The ESA-funded CitySatAir project was established to contribute towards solving this issue and we present here the latest results and updates on the methodology. The project investigates how satellite data of atmospheric composition can be better exploited for monitoring and mapping urban air quality at scales relevant for human exposure. Focusing particularly on the nitrogen dioxide product provided by the TROPOMI instrument on the Sentinel-5P platform, we investigate different approaches for combining this data with other information such as from models, air quality monitoring stations, and low-cost sensor systems. We use two contrasting study sites, namely Madrid, Spain as an example of a large, highly polluted, and mostly cloud-free city and Oslo, Norway as an example of a smaller city with relatively low pollution levels and ubiquitous cloud cover.

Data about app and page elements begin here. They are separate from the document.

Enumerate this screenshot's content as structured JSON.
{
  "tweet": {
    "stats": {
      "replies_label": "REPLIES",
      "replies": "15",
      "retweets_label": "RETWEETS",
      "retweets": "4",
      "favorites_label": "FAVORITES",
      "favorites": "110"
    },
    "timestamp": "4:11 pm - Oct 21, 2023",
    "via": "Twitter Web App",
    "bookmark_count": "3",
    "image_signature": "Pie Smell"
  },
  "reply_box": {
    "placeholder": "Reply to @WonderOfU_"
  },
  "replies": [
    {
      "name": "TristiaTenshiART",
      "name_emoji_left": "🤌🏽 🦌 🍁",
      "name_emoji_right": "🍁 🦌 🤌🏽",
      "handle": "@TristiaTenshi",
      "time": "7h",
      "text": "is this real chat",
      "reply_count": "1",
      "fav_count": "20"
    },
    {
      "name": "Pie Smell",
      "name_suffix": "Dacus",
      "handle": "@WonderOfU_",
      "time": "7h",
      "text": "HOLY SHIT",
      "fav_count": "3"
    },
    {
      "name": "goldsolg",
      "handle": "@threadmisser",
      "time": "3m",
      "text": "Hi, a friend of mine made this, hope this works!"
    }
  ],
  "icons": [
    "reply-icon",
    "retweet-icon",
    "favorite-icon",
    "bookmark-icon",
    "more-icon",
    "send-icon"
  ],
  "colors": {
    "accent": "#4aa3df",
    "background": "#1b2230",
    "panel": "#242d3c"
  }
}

For Madrid we developed an urban dispersion model able to calculate both surface concentrations of NO2 at street level and NO2 column concentrations matching the TROPOMI observations. The spatial and temporal emissions of the urban area are described with sectoral activity data, for which relevant emission factors must be assigned. When the model is calibrated against ground measurements, it is well capable of reproducing the spatial plume structures seen from space in individual overpasses. We will also show results of the inverse calculation: using TROPOMI retrievals in single or multiple overpasses to estimate the emission fields of the urban area. Once the emission fields are known, the surface concentrations can be calculated with high resolution.

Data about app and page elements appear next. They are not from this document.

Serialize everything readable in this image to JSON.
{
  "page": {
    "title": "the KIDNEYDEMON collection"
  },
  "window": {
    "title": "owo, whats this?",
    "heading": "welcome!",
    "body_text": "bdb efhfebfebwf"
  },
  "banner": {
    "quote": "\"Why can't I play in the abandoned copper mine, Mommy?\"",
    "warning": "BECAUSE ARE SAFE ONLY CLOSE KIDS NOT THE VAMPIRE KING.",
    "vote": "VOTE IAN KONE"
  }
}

For Oslo, we use the Sentinel-5P NO2 data in conjunction with the urban dispersion model EPISODE to bias-correct the underlying bottom-up emission dataset. The results indicate that, when the model is run with the satellite-corrected emission dataset and validated against air quality monitoring stations, the model error (RMSE) decreases for all stations by up to 20%. The updated model dataset is then used to assimilate observations from monitoring stations and low-cost sensors. In addition, we exploit the synergy of TROPOMI and EPISODE data by deriving surface NO2 data and carrying out geostatistical downscaling to provide a satellite-based surface NO2 dataset at scales relevant for human exposure.